A classical Christian school in North Carolina is being questioned over its use of a booklet that attempts to provide a biblical justification for southern slavery.  At issue is a booklet being used at Cary Christian School titled "Southern Slavery As It Was."  In it, authors Doug Wilson and Steve Wilkins argue slavery was not a systemic evil, but rather a benign institution. Idaho Presbyterian pastor Jack Davidson, who has written a critique of the booklet, says it purports to be a biblical and historical treatment of slavery, but falls well short of that. Wilson and Wilkins, according to Davidson, week to use anecdotal accounts of relationships between slaves and masters to discredit the traditional view of slavery in America.  Davidson says the controversial material is a double indignity to black Americans.  "What we're doing when we accept into our curriculum booklets like Wilson and Wilkins -- even though it sounds as if we're trying to speak in a conciliatory way -- is it basically robs the black American of his history.  That's what it does," the pastor says.  "It basically tells him and her there was really no problem; there was really no issue."  Cary Christian School would not return phone calls seeking comment.

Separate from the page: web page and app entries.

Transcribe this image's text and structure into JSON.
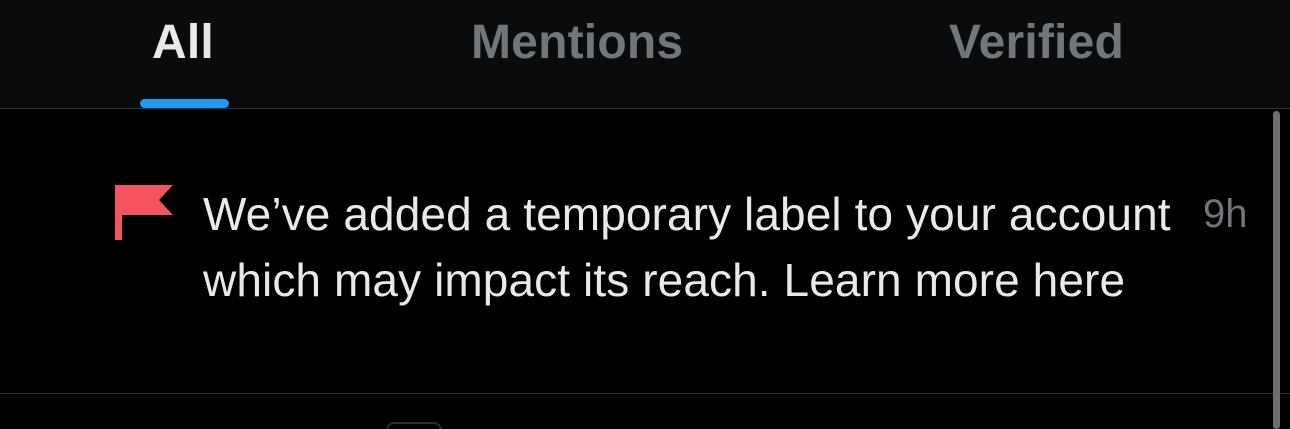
{
  "tabs": [
    {
      "label": "All",
      "selected": true
    },
    {
      "label": "Mentions",
      "selected": false
    },
    {
      "label": "Verified",
      "selected": false
    }
  ],
  "notification": {
    "icon": "flag-icon",
    "text": "We’ve added a temporary label to your account which may impact its reach. Learn more here",
    "time": "9h"
  },
  "colors": {
    "background": "#000000",
    "tab_bar_background": "#0a0b0c",
    "active_text": "#e7e9ea",
    "inactive_text": "#71767b",
    "accent": "#1d9bf0",
    "flag": "#f4535f",
    "divider": "#2f3336"
  }
}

Compassion Provides Tsunami Disaster Relief
Jeremy Reynalds, Assist News Service

Compassion International, the well known Colorado Springs based child development organization, has set up a Tsunami Disaster Relief Fund in the wake of the recent disaster. Compassion will use the funds raised to care for orphaned children as well as delivering food, clean water, medical care and counseling to families in crisis. Compassion is providing the relief aid to in a three-phased relief plan over the next three months. Compassion is leading its relief initiative on the ground in Aceh, Indonesia; one of the areas devastated by the tsunami. Compassion officials said that while Compassion doesn't usually do a lot of emergency relief, the gravity of this situation demanded a different response. According to Compassion, its relief activities in the initial emergency stage will include meals, medical treatment, emergency shelter construction, identification of unaccompanied children and distribution of basic household and hygiene kits. Its second stage response will include distribution of dry rations, cooking kits, continued medical care and counseling and ongoing efforts to reunite children with their parents. Compassion will round out the initiative with what it called a "long-term assessment for stabilization."

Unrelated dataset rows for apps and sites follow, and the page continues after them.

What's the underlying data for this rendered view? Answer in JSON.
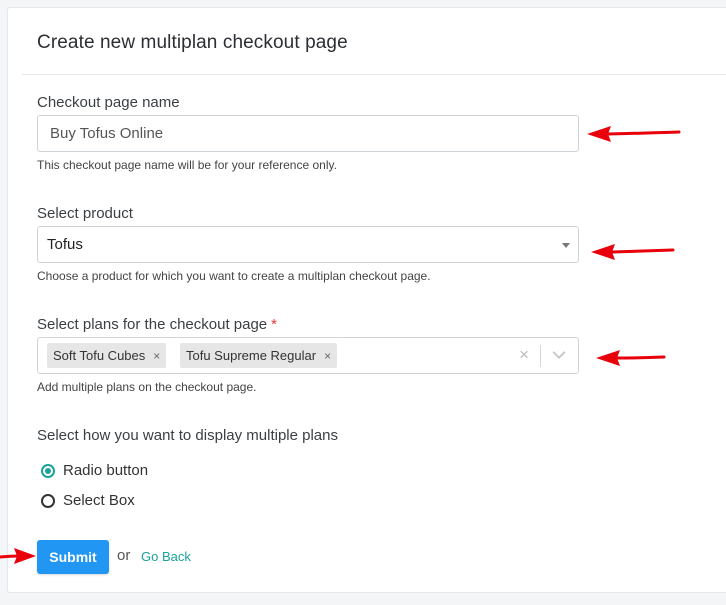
{
  "form": {
    "title": "Create new multiplan checkout page",
    "name_label": "Checkout page name",
    "name_value": "Buy Tofus Online",
    "name_help": "This checkout page name will be for your reference only.",
    "product_label": "Select product",
    "product_value": "Tofus",
    "product_help": "Choose a product for which you want to create a multiplan checkout page.",
    "plans_label": "Select plans for the checkout page",
    "plans_required": "*",
    "plans": [
      {
        "label": "Soft Tofu Cubes",
        "remove": "×"
      },
      {
        "label": "Tofu Supreme Regular",
        "remove": "×"
      }
    ],
    "plans_clear": "×",
    "plans_help": "Add multiple plans on the checkout page.",
    "display_label": "Select how you want to display multiple plans",
    "display_options": [
      {
        "label": "Radio button",
        "checked": true
      },
      {
        "label": "Select Box",
        "checked": false
      }
    ],
    "submit_label": "Submit",
    "or_text": "or",
    "go_back_label": "Go Back"
  },
  "colors": {
    "accent": "#1aa39a",
    "primary_button": "#2196f3",
    "annotation_arrow": "#e8000b",
    "required": "#e53935"
  }
}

Conservative Minister Quits Episcopal Church To Become Bishop

A conservative minister from Pennsylvania has quit the Episcopal Church to become a bishop in the Anglican Church in America.  David Moyer will oversee the traditionalist denomination's military chaplaincy.  Moyer says he could not submit to the heretical teaching of Episcopal Bishop Charles Bennison, who once said since the Church wrote the Bible, the Church can rewrite the Bible.  Bennisson, says Moyer, "denies the physical, bodily resurrection of Jesus -- which I guess would mean that the tomb was not empty on Easter day."  And there is more, Moyer says.  "He also is the leading advocate in the Episcopal Church for same-sex marriages," he says, adding that Bennison "brags about the fact that in the diocese of Pennsylvania there are 22 priests serving the diocese [who have] live-in, same-sex lovers in their rectories."  Bennison defrocked Moyer in September 2002, a move that Moyer is fighting in court.  Moyer's parish, the Church of the Good Shepherd in Rosemont, does not accept his defrocking and has voted to keep him as rector.